[Items from a data source]
- - -

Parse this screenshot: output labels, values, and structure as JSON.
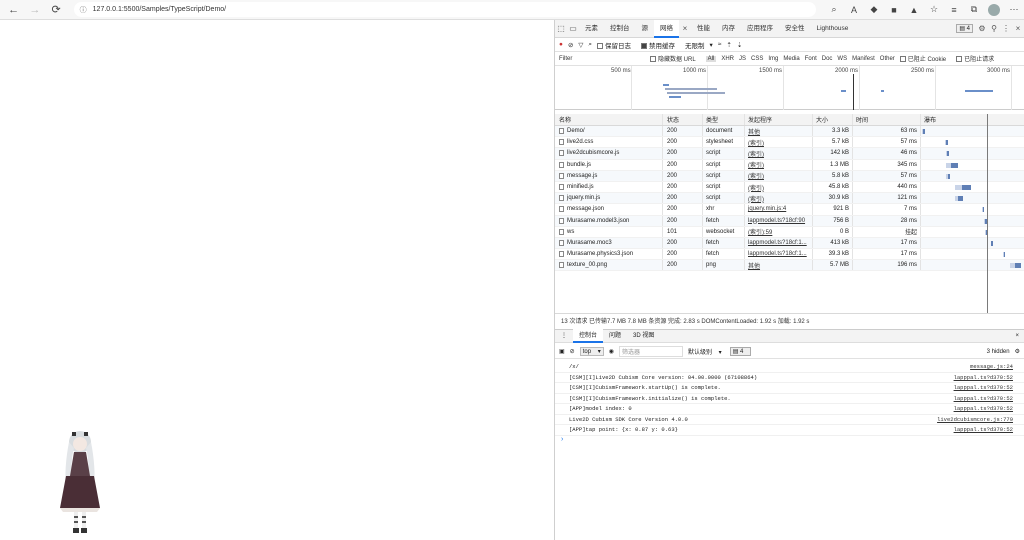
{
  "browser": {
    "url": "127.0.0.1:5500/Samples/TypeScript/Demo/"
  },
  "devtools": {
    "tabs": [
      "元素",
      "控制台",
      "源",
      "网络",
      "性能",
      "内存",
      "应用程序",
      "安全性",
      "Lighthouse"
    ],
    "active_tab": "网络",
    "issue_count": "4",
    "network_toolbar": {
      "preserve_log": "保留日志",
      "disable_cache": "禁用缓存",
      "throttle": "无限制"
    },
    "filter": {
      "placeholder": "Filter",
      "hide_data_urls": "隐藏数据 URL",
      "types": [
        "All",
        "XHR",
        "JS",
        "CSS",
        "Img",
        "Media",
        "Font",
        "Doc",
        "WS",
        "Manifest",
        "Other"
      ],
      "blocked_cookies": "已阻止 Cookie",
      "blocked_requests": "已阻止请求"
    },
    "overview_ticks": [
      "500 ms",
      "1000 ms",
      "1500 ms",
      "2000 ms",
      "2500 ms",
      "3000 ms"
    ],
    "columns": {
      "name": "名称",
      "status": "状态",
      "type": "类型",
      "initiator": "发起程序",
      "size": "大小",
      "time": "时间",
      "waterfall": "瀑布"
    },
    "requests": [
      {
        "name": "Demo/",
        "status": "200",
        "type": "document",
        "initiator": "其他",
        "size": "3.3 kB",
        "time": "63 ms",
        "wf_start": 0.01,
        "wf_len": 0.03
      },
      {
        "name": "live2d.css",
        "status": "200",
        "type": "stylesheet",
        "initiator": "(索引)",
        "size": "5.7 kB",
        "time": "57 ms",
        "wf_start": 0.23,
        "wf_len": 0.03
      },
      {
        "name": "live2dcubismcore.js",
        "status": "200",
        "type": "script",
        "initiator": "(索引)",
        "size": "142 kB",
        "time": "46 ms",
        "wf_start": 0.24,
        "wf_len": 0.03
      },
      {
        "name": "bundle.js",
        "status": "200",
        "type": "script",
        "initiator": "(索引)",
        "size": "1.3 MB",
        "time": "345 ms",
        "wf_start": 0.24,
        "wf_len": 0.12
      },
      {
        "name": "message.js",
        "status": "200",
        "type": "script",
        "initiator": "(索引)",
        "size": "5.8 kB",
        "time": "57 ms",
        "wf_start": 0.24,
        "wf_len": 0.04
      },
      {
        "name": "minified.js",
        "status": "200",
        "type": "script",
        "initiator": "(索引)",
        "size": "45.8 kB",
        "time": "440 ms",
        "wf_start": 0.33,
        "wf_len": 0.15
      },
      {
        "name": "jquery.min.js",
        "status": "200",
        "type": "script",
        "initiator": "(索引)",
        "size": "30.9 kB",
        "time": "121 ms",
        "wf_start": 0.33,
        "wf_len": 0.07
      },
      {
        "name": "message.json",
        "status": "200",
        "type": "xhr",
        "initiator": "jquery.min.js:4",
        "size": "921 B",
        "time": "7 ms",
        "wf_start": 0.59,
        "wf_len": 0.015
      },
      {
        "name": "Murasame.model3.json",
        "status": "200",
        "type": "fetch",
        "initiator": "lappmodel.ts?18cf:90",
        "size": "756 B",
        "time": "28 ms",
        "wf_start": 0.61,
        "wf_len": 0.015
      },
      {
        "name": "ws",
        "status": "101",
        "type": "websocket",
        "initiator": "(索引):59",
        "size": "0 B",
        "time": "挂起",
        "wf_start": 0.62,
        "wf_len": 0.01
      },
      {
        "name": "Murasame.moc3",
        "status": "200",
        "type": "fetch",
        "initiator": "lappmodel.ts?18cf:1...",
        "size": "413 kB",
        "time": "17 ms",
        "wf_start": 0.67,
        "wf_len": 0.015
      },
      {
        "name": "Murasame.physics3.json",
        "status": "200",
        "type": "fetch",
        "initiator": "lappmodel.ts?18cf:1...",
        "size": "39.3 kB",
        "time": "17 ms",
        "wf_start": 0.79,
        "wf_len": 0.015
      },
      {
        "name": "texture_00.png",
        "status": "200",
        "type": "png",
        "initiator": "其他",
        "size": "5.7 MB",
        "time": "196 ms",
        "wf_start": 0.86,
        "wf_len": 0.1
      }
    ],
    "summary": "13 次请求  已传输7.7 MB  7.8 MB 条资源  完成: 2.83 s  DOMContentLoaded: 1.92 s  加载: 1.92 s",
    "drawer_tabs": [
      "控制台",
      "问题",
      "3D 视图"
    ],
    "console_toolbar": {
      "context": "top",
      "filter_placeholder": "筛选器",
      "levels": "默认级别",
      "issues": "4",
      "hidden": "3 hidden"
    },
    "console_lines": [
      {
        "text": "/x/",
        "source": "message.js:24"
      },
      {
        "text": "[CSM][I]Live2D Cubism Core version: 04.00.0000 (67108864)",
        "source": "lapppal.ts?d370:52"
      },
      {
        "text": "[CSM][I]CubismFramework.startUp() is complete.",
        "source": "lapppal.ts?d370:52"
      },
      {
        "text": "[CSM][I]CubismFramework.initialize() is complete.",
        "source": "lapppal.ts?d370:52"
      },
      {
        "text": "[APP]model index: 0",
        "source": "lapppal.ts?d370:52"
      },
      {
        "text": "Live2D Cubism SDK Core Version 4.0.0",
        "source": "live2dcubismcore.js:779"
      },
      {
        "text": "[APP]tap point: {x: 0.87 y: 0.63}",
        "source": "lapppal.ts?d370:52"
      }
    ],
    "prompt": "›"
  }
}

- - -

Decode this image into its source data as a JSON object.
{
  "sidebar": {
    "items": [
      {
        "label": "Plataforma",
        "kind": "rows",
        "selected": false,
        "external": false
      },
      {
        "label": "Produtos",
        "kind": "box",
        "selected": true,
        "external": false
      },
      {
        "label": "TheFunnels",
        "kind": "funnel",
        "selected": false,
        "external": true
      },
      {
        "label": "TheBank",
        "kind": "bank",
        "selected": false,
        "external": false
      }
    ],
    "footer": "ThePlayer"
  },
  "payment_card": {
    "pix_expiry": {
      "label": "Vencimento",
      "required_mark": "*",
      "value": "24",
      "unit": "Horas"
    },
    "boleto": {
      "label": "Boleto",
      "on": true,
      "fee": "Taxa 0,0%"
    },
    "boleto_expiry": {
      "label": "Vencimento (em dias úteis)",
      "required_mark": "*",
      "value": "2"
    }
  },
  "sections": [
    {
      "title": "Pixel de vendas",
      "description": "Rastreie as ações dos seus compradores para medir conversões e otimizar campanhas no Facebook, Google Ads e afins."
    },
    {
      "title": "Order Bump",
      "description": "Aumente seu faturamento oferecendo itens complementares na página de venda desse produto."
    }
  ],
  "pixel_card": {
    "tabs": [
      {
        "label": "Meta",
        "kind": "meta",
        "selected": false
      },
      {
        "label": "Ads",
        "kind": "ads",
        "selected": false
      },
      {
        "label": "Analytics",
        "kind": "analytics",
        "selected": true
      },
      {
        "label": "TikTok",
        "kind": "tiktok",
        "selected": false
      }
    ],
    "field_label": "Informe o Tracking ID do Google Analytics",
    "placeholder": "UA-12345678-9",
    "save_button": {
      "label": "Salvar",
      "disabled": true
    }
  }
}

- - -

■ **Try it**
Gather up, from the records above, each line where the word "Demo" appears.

■ **Output for this task**
    "url": "127.0.0.1:5500/Samples/TypeScript/Demo/"
        "name": "Demo/",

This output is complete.